    	    comparator : function(book) {
        	    return book.get('title');
            }

        }); // end extend
		
        return Collection;
    }
}

Underscore.js Functionality

Additionally, the Backbone.Collection class inherits some functionality from Underscore.js, which can help simplify iterative functions. For example, to add the title of each book object in the library collection to a table, you could use the map function to set the table:

 
var data = [];
library.map(function(book) {
    // The book argument is an individual model object in the collection
    var title = book.get('title');
    var row = Ti.UI.createTableViewRow({"title":title});
    data.push(row);
});
// TableView object in the view with id = 'table'
$.table.setData(data);
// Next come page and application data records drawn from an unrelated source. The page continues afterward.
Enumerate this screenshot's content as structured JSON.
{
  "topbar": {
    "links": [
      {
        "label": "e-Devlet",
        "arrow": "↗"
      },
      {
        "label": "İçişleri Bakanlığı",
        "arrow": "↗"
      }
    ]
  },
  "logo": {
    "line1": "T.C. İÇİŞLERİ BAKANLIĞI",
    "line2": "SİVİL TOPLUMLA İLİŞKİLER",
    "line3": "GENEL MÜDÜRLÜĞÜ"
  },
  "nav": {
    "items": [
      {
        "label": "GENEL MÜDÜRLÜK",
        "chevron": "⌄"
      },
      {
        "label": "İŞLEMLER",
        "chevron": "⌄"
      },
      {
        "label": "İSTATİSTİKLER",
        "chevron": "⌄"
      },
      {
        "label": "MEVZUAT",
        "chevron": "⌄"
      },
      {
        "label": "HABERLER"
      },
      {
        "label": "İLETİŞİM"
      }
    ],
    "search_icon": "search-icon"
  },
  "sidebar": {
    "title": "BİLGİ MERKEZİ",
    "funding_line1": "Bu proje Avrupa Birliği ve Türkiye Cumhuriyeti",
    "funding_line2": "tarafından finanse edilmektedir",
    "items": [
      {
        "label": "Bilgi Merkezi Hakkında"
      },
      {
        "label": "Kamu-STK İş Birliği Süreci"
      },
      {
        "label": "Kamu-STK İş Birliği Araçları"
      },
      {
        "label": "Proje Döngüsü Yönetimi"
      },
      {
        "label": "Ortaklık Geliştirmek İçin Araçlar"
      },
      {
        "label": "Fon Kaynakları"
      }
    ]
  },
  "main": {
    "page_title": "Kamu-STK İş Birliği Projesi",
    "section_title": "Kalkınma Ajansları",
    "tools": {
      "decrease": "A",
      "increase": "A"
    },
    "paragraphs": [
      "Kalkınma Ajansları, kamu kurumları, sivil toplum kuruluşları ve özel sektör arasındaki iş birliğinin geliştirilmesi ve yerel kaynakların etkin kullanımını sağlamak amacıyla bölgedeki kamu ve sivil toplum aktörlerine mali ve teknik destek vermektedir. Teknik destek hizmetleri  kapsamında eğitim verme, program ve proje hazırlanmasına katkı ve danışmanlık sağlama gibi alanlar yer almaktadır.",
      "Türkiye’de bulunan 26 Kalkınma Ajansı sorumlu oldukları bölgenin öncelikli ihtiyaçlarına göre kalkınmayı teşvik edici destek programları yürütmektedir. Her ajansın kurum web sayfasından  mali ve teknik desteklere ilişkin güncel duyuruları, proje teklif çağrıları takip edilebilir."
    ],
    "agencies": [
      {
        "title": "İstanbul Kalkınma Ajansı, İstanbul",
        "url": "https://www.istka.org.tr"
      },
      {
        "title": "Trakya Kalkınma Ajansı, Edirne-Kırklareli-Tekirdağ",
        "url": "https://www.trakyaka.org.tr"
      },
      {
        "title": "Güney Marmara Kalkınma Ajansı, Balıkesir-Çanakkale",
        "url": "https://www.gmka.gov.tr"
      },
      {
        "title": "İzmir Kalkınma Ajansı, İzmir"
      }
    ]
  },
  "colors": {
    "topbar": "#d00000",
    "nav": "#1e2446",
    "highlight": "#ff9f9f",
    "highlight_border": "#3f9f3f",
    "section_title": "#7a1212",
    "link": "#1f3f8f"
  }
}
For more details, see the Backbone.Collection API.

Event Handling

When working with Alloy Models and Collections, use the Backbone.Events on, off and trigger methods. For example:

var library = Alloy.createCollection('book');
function event_callback (context) {
	var output = context || 'change is bad.';
    Ti.API.info(output);
};
// Bind the callback to the change event of the collection.
library.on('change', event_callback);
// Trigger the change event and pass context to the handler.
library.trigger('change', 'change is good.');
// Passing no parameters to the off method unbinds all event callbacks to the object.
library.off();
// This trigger does not have a response.
library.trigger('change');

Alloy Model and Collection objects don't support the Titanium addEventListener, removeEventListener and fireEvent methods.

If you are using Alloy's Model-View binding mechanism, the Backbone add, change, destroy, fetch, remove, and reset events are automatically bound to an internal callback to update the model data in the view. Be careful not to override or unbind these events.

If you want to fire or listen to multiple events, Backbone.js uses spaces to delimit its events in the event string; therefore, do NOT name any custom events with spaces.

For more details, see the Backbone.Events API.